Life and career
Allison was born in Rising Fawn, Georgia, the youngest of five children born to Dr. John Simon (Sam) Allison and Nannie Virginia (Wise) Allison.
Violet eyed, Allison made her Broadway stage debut in the 1914 production of Apartment 12-K before settling in Hollywood, California in the early days of motion pictures. Allison's screen debut was as an ingenue in the 1915 star-making Theda Bara vehicle A Fool There Was. When Allison was cast that same year opposite actor Harold Lockwood in the Allan Dwan directed romantic film David Harum, audiences quickly became enamored of the onscreen duo and the two began a hugely successful onscreen film collaboration. Possibly the first such publicly celebrated "romantic duo" of the silver-screen, the two actors were never romantically involved offscreen. The pair starred in approximately twenty-five highly successful features together during the World War I era.
Allison and Lockwood's highly popular film romances ended, however, when in 1918 Lockwood died at the age of 31 after contracting Spanish influenza, a deadly epidemic that swept the world from 1918 through 1919 killing 50 to 100 million people globally. Allison's career then faltered markedly without her popular leading male co-star.
Allison continued to act in films throughout the 1920s, although she never received the same amount of public acclaim as when she starred opposite Harold Lockwood. Her last film before retiring was 1927's The Telephone Girl opposite Madge Bellamy and Warner Baxter.
In 1920, Allison married writer and actor Robert Ellis. The couple divorced in 1923. Allison then married Photoplay magazine editor James R. Quirk, a union that lasted until 1932. Allison's third marriage, to Carl Norton Osborne, lasted over forty years until his death in 1982. In her later years, May Allison spent much of her time at her vacation home in Tucker's Town, Bermuda and was a Patron of the Cleveland Symphony.
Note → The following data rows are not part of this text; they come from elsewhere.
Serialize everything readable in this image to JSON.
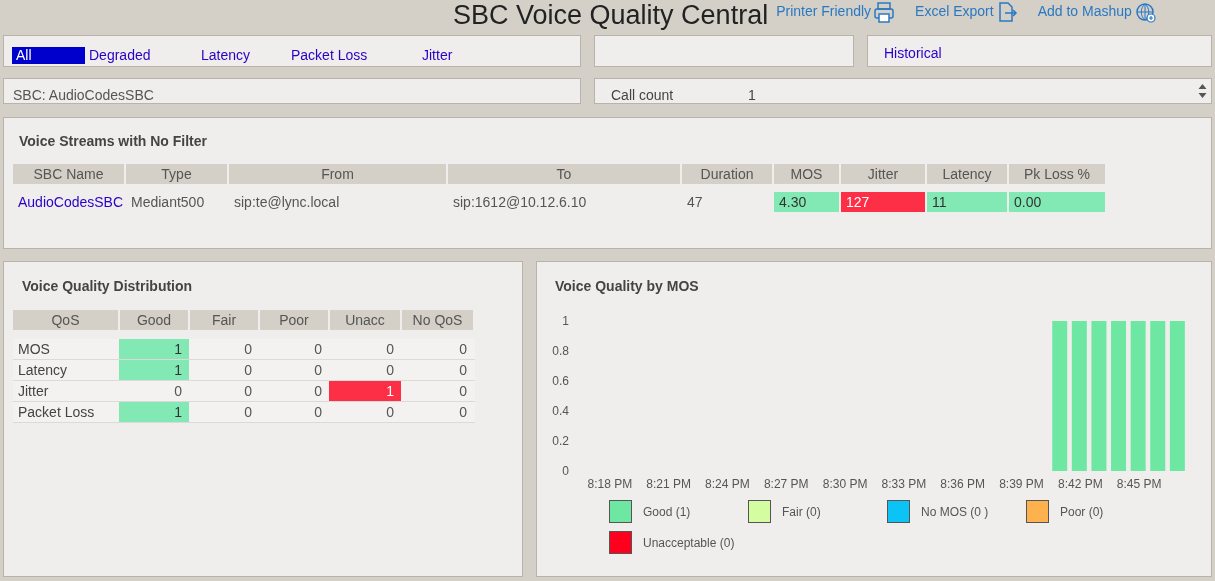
{
  "header": {
    "title": "SBC Voice Quality Central",
    "links": [
      "Printer Friendly",
      "Excel Export",
      "Add to Mashup"
    ]
  },
  "filter_tabs": [
    {
      "label": "All",
      "selected": true
    },
    {
      "label": "Degraded",
      "selected": false
    },
    {
      "label": "Latency",
      "selected": false
    },
    {
      "label": "Packet Loss",
      "selected": false
    },
    {
      "label": "Jitter",
      "selected": false
    }
  ],
  "historical_link": "Historical",
  "sbc_filter": "SBC: AudioCodesSBC",
  "call_count": {
    "label": "Call count",
    "value": "1"
  },
  "streams": {
    "title": "Voice Streams with No Filter",
    "columns": [
      "SBC Name",
      "Type",
      "From",
      "To",
      "Duration",
      "MOS",
      "Jitter",
      "Latency",
      "Pk Loss %"
    ],
    "rows": [
      {
        "cells": [
          {
            "text": "AudioCodesSBC",
            "kind": "link"
          },
          {
            "text": "Mediant500",
            "kind": "plain"
          },
          {
            "text": "sip:te@lync.local",
            "kind": "plain"
          },
          {
            "text": "sip:1612@10.12.6.10",
            "kind": "plain"
          },
          {
            "text": "47",
            "kind": "plain"
          },
          {
            "text": "4.30",
            "kind": "good"
          },
          {
            "text": "127",
            "kind": "bad"
          },
          {
            "text": "11",
            "kind": "good"
          },
          {
            "text": "0.00",
            "kind": "good"
          }
        ]
      }
    ]
  },
  "distribution": {
    "title": "Voice Quality Distribution",
    "columns": [
      "QoS",
      "Good",
      "Fair",
      "Poor",
      "Unacc",
      "No QoS"
    ],
    "rows": [
      {
        "label": "MOS",
        "cells": [
          {
            "text": "1",
            "kind": "good"
          },
          {
            "text": "0",
            "kind": "plain"
          },
          {
            "text": "0",
            "kind": "plain"
          },
          {
            "text": "0",
            "kind": "plain"
          },
          {
            "text": "0",
            "kind": "plain"
          }
        ]
      },
      {
        "label": "Latency",
        "cells": [
          {
            "text": "1",
            "kind": "good"
          },
          {
            "text": "0",
            "kind": "plain"
          },
          {
            "text": "0",
            "kind": "plain"
          },
          {
            "text": "0",
            "kind": "plain"
          },
          {
            "text": "0",
            "kind": "plain"
          }
        ]
      },
      {
        "label": "Jitter",
        "cells": [
          {
            "text": "0",
            "kind": "plain"
          },
          {
            "text": "0",
            "kind": "plain"
          },
          {
            "text": "0",
            "kind": "plain"
          },
          {
            "text": "1",
            "kind": "bad"
          },
          {
            "text": "0",
            "kind": "plain"
          }
        ]
      },
      {
        "label": "Packet Loss",
        "cells": [
          {
            "text": "1",
            "kind": "good"
          },
          {
            "text": "0",
            "kind": "plain"
          },
          {
            "text": "0",
            "kind": "plain"
          },
          {
            "text": "0",
            "kind": "plain"
          },
          {
            "text": "0",
            "kind": "plain"
          }
        ]
      }
    ]
  },
  "mos_chart": {
    "title": "Voice Quality by MOS",
    "chart_data": {
      "type": "bar",
      "stacked": true,
      "categories": [
        "8:18 PM",
        null,
        null,
        "8:21 PM",
        null,
        null,
        "8:24 PM",
        null,
        null,
        "8:27 PM",
        null,
        null,
        "8:30 PM",
        null,
        null,
        "8:33 PM",
        null,
        null,
        "8:36 PM",
        null,
        null,
        "8:39 PM",
        null,
        null,
        "8:42 PM",
        null,
        null,
        "8:45 PM",
        null,
        null
      ],
      "series": [
        {
          "name": "Good (1)",
          "color": "#6ee7a3",
          "values": [
            null,
            null,
            null,
            null,
            null,
            null,
            null,
            null,
            null,
            null,
            null,
            null,
            null,
            null,
            null,
            null,
            null,
            null,
            null,
            null,
            null,
            null,
            null,
            1,
            1,
            1,
            1,
            1,
            1,
            1
          ]
        },
        {
          "name": "Fair (0)",
          "color": "#d4fca0",
          "values": [
            null,
            null,
            null,
            null,
            null,
            null,
            null,
            null,
            null,
            null,
            null,
            null,
            null,
            null,
            null,
            null,
            null,
            null,
            null,
            null,
            null,
            null,
            null,
            null,
            null,
            null,
            null,
            null,
            null,
            null
          ]
        },
        {
          "name": "No MOS (0 )",
          "color": "#0bc3f5",
          "values": [
            null,
            null,
            null,
            null,
            null,
            null,
            null,
            null,
            null,
            null,
            null,
            null,
            null,
            null,
            null,
            null,
            null,
            null,
            null,
            null,
            null,
            null,
            null,
            null,
            null,
            null,
            null,
            null,
            null,
            null
          ]
        },
        {
          "name": "Poor (0)",
          "color": "#fdb24e",
          "values": [
            null,
            null,
            null,
            null,
            null,
            null,
            null,
            null,
            null,
            null,
            null,
            null,
            null,
            null,
            null,
            null,
            null,
            null,
            null,
            null,
            null,
            null,
            null,
            null,
            null,
            null,
            null,
            null,
            null,
            null
          ]
        },
        {
          "name": "Unacceptable (0)",
          "color": "#fc001e",
          "values": [
            null,
            null,
            null,
            null,
            null,
            null,
            null,
            null,
            null,
            null,
            null,
            null,
            null,
            null,
            null,
            null,
            null,
            null,
            null,
            null,
            null,
            null,
            null,
            null,
            null,
            null,
            null,
            null,
            null,
            null
          ]
        }
      ],
      "ylim": [
        0,
        1
      ],
      "yticks": [
        0,
        0.2,
        0.4,
        0.6,
        0.8,
        1
      ]
    }
  }
}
She died of respiratory failure in Bratenahl, Ohio in 1989 at the age of 98 and buried at the Gates Mills South Cemetery in Gates Mills, Cuyahoga County, Ohio.
- A Fool There Was (1915)
- David Harum (1915)
- The Great Question (1915)
- The Buzzard's Shadow (1915)
- The Other Side of the Door (1916)
- The Secret Wire (1916)
- The Gamble (1916)
- The Man in the Sombrero (1916)
- The Broken Cross (1916)
- Lillo of the Sulu Seas (1916)
- Big Tremaine (1916)
- Fair and Warmer (1919)
- Held In Trust (1920)
- The Greater Glory (1926)
- Mismates (1926)
- The City (1926)
|Wikimedia Commons has media related to May Allison.|
- May Allison at the Internet Movie Database
- May Allison at AllMovie
- May Allison at Silent Ladies & Gents
- May Allison at Find a Grave
- May Allison at Virtual History